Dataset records

━━━━━━━━━━━━━━━━━━━━

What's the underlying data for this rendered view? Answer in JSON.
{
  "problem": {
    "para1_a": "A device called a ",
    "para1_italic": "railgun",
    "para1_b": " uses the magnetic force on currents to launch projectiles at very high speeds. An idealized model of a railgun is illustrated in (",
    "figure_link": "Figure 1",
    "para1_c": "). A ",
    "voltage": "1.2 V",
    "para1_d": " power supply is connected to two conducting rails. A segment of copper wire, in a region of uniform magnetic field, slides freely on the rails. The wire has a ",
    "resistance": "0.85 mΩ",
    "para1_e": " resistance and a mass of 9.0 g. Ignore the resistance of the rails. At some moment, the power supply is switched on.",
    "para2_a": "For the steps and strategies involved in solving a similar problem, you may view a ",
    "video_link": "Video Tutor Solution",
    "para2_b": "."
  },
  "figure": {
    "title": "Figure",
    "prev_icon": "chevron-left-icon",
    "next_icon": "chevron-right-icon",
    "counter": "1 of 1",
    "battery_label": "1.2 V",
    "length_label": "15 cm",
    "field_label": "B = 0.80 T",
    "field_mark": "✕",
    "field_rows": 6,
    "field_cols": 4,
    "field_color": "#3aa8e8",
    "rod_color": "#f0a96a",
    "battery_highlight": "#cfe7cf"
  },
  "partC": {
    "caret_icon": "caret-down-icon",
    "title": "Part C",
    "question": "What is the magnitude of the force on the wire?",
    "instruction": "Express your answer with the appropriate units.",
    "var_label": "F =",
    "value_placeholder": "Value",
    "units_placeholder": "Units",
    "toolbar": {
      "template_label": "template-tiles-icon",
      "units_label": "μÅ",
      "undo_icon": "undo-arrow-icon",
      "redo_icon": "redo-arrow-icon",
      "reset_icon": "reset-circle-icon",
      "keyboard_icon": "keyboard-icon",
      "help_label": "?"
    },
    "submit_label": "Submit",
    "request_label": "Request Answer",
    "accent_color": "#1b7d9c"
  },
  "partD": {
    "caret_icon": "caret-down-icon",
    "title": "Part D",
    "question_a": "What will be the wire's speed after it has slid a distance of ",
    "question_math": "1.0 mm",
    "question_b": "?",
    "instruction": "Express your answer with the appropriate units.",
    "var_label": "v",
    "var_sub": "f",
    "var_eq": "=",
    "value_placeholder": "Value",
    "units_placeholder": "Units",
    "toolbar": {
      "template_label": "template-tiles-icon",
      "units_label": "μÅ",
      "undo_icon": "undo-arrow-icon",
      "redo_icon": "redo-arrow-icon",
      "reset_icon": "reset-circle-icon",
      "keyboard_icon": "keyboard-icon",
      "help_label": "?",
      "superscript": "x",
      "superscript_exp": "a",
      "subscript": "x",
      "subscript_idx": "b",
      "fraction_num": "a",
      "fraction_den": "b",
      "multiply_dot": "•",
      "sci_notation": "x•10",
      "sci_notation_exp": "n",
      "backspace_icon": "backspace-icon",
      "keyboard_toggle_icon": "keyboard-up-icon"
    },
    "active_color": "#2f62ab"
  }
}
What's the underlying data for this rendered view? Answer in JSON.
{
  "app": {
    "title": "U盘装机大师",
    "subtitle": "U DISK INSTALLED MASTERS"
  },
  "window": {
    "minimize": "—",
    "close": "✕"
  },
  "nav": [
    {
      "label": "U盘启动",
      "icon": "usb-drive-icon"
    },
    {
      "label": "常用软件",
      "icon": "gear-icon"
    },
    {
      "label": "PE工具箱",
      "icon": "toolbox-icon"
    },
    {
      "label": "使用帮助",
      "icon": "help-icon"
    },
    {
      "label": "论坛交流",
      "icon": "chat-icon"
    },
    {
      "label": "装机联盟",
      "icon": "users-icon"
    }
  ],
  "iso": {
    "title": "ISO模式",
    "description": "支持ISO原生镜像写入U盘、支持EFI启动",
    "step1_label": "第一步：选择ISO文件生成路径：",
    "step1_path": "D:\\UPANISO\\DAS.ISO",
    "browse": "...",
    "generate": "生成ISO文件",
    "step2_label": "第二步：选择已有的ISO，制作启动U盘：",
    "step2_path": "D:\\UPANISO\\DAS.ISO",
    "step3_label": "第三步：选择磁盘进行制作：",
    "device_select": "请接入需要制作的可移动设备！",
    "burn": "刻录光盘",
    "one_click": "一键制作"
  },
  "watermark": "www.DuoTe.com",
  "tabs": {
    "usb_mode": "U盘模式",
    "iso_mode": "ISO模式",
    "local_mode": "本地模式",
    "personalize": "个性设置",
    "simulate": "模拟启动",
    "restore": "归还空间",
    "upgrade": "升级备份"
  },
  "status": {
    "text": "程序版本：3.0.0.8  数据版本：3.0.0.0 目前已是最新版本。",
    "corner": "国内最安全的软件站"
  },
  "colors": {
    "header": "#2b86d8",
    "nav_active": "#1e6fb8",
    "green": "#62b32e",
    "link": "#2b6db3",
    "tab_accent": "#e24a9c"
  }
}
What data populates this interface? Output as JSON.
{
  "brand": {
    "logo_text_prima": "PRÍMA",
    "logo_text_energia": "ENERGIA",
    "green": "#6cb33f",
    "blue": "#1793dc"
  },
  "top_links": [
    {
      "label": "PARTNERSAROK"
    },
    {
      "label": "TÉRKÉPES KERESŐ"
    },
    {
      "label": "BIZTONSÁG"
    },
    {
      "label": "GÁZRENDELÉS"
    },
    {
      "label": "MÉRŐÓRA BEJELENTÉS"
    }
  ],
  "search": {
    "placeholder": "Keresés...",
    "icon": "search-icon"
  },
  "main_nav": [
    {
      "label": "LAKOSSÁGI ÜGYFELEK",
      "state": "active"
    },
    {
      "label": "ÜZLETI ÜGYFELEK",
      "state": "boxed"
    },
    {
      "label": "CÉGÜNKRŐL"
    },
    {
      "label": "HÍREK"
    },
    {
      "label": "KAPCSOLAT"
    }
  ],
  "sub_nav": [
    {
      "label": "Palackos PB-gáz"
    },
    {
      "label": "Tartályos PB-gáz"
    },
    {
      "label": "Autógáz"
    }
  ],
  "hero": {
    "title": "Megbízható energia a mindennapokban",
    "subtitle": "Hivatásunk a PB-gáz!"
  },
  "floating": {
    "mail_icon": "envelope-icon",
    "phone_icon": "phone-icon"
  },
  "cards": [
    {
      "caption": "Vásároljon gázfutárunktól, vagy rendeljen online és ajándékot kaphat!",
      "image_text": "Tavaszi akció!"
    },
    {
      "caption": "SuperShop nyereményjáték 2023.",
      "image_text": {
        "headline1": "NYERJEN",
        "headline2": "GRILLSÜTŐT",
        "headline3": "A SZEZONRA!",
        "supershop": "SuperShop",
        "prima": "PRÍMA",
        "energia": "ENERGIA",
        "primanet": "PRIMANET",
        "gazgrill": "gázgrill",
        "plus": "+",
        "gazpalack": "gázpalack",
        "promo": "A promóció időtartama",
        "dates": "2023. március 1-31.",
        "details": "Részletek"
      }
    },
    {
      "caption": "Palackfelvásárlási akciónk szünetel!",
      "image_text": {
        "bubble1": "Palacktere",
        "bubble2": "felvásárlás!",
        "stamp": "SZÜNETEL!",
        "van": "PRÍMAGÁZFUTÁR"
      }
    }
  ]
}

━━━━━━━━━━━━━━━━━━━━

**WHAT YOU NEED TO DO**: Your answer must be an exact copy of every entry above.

**THE COMPLETED TASK**:
What's the underlying data for this rendered view? Answer in JSON.
{
  "problem": {
    "para1_a": "A device called a ",
    "para1_italic": "railgun",
    "para1_b": " uses the magnetic force on currents to launch projectiles at very high speeds. An idealized model of a railgun is illustrated in (",
    "figure_link": "Figure 1",
    "para1_c": "). A ",
    "voltage": "1.2 V",
    "para1_d": " power supply is connected to two conducting rails. A segment of copper wire, in a region of uniform magnetic field, slides freely on the rails. The wire has a ",
    "resistance": "0.85 mΩ",
    "para1_e": " resistance and a mass of 9.0 g. Ignore the resistance of the rails. At some moment, the power supply is switched on.",
    "para2_a": "For the steps and strategies involved in solving a similar problem, you may view a ",
    "video_link": "Video Tutor Solution",
    "para2_b": "."
  },
  "figure": {
    "title": "Figure",
    "prev_icon": "chevron-left-icon",
    "next_icon": "chevron-right-icon",
    "counter": "1 of 1",
    "battery_label": "1.2 V",
    "length_label": "15 cm",
    "field_label": "B = 0.80 T",
    "field_mark": "✕",
    "field_rows": 6,
    "field_cols": 4,
    "field_color": "#3aa8e8",
    "rod_color": "#f0a96a",
    "battery_highlight": "#cfe7cf"
  },
  "partC": {
    "caret_icon": "caret-down-icon",
    "title": "Part C",
    "question": "What is the magnitude of the force on the wire?",
    "instruction": "Express your answer with the appropriate units.",
    "var_label": "F =",
    "value_placeholder": "Value",
    "units_placeholder": "Units",
    "toolbar": {
      "template_label": "template-tiles-icon",
      "units_label": "μÅ",
      "undo_icon": "undo-arrow-icon",
      "redo_icon": "redo-arrow-icon",
      "reset_icon": "reset-circle-icon",
      "keyboard_icon": "keyboard-icon",
      "help_label": "?"
    },
    "submit_label": "Submit",
    "request_label": "Request Answer",
    "accent_color": "#1b7d9c"
  },
  "partD": {
    "caret_icon": "caret-down-icon",
    "title": "Part D",
    "question_a": "What will be the wire's speed after it has slid a distance of ",
    "question_math": "1.0 mm",
    "question_b": "?",
    "instruction": "Express your answer with the appropriate units.",
    "var_label": "v",
    "var_sub": "f",
    "var_eq": "=",
    "value_placeholder": "Value",
    "units_placeholder": "Units",
    "toolbar": {
      "template_label": "template-tiles-icon",
      "units_label": "μÅ",
      "undo_icon": "undo-arrow-icon",
      "redo_icon": "redo-arrow-icon",
      "reset_icon": "reset-circle-icon",
      "keyboard_icon": "keyboard-icon",
      "help_label": "?",
      "superscript": "x",
      "superscript_exp": "a",
      "subscript": "x",
      "subscript_idx": "b",
      "fraction_num": "a",
      "fraction_den": "b",
      "multiply_dot": "•",
      "sci_notation": "x•10",
      "sci_notation_exp": "n",
      "backspace_icon": "backspace-icon",
      "keyboard_toggle_icon": "keyboard-up-icon"
    },
    "active_color": "#2f62ab"
  }
}
What's the underlying data for this rendered view? Answer in JSON.
{
  "app": {
    "title": "U盘装机大师",
    "subtitle": "U DISK INSTALLED MASTERS"
  },
  "window": {
    "minimize": "—",
    "close": "✕"
  },
  "nav": [
    {
      "label": "U盘启动",
      "icon": "usb-drive-icon"
    },
    {
      "label": "常用软件",
      "icon": "gear-icon"
    },
    {
      "label": "PE工具箱",
      "icon": "toolbox-icon"
    },
    {
      "label": "使用帮助",
      "icon": "help-icon"
    },
    {
      "label": "论坛交流",
      "icon": "chat-icon"
    },
    {
      "label": "装机联盟",
      "icon": "users-icon"
    }
  ],
  "iso": {
    "title": "ISO模式",
    "description": "支持ISO原生镜像写入U盘、支持EFI启动",
    "step1_label": "第一步：选择ISO文件生成路径：",
    "step1_path": "D:\\UPANISO\\DAS.ISO",
    "browse": "...",
    "generate": "生成ISO文件",
    "step2_label": "第二步：选择已有的ISO，制作启动U盘：",
    "step2_path": "D:\\UPANISO\\DAS.ISO",
    "step3_label": "第三步：选择磁盘进行制作：",
    "device_select": "请接入需要制作的可移动设备！",
    "burn": "刻录光盘",
    "one_click": "一键制作"
  },
  "watermark": "www.DuoTe.com",
  "tabs": {
    "usb_mode": "U盘模式",
    "iso_mode": "ISO模式",
    "local_mode": "本地模式",
    "personalize": "个性设置",
    "simulate": "模拟启动",
    "restore": "归还空间",
    "upgrade": "升级备份"
  },
  "status": {
    "text": "程序版本：3.0.0.8  数据版本：3.0.0.0 目前已是最新版本。",
    "corner": "国内最安全的软件站"
  },
  "colors": {
    "header": "#2b86d8",
    "nav_active": "#1e6fb8",
    "green": "#62b32e",
    "link": "#2b6db3",
    "tab_accent": "#e24a9c"
  }
}
What data populates this interface? Output as JSON.
{
  "brand": {
    "logo_text_prima": "PRÍMA",
    "logo_text_energia": "ENERGIA",
    "green": "#6cb33f",
    "blue": "#1793dc"
  },
  "top_links": [
    {
      "label": "PARTNERSAROK"
    },
    {
      "label": "TÉRKÉPES KERESŐ"
    },
    {
      "label": "BIZTONSÁG"
    },
    {
      "label": "GÁZRENDELÉS"
    },
    {
      "label": "MÉRŐÓRA BEJELENTÉS"
    }
  ],
  "search": {
    "placeholder": "Keresés...",
    "icon": "search-icon"
  },
  "main_nav": [
    {
      "label": "LAKOSSÁGI ÜGYFELEK",
      "state": "active"
    },
    {
      "label": "ÜZLETI ÜGYFELEK",
      "state": "boxed"
    },
    {
      "label": "CÉGÜNKRŐL"
    },
    {
      "label": "HÍREK"
    },
    {
      "label": "KAPCSOLAT"
    }
  ],
  "sub_nav": [
    {
      "label": "Palackos PB-gáz"
    },
    {
      "label": "Tartályos PB-gáz"
    },
    {
      "label": "Autógáz"
    }
  ],
  "hero": {
    "title": "Megbízható energia a mindennapokban",
    "subtitle": "Hivatásunk a PB-gáz!"
  },
  "floating": {
    "mail_icon": "envelope-icon",
    "phone_icon": "phone-icon"
  },
  "cards": [
    {
      "caption": "Vásároljon gázfutárunktól, vagy rendeljen online és ajándékot kaphat!",
      "image_text": "Tavaszi akció!"
    },
    {
      "caption": "SuperShop nyereményjáték 2023.",
      "image_text": {
        "headline1": "NYERJEN",
        "headline2": "GRILLSÜTŐT",
        "headline3": "A SZEZONRA!",
        "supershop": "SuperShop",
        "prima": "PRÍMA",
        "energia": "ENERGIA",
        "primanet": "PRIMANET",
        "gazgrill": "gázgrill",
        "plus": "+",
        "gazpalack": "gázpalack",
        "promo": "A promóció időtartama",
        "dates": "2023. március 1-31.",
        "details": "Részletek"
      }
    },
    {
      "caption": "Palackfelvásárlási akciónk szünetel!",
      "image_text": {
        "bubble1": "Palacktere",
        "bubble2": "felvásárlás!",
        "stamp": "SZÜNETEL!",
        "van": "PRÍMAGÁZFUTÁR"
      }
    }
  ]
}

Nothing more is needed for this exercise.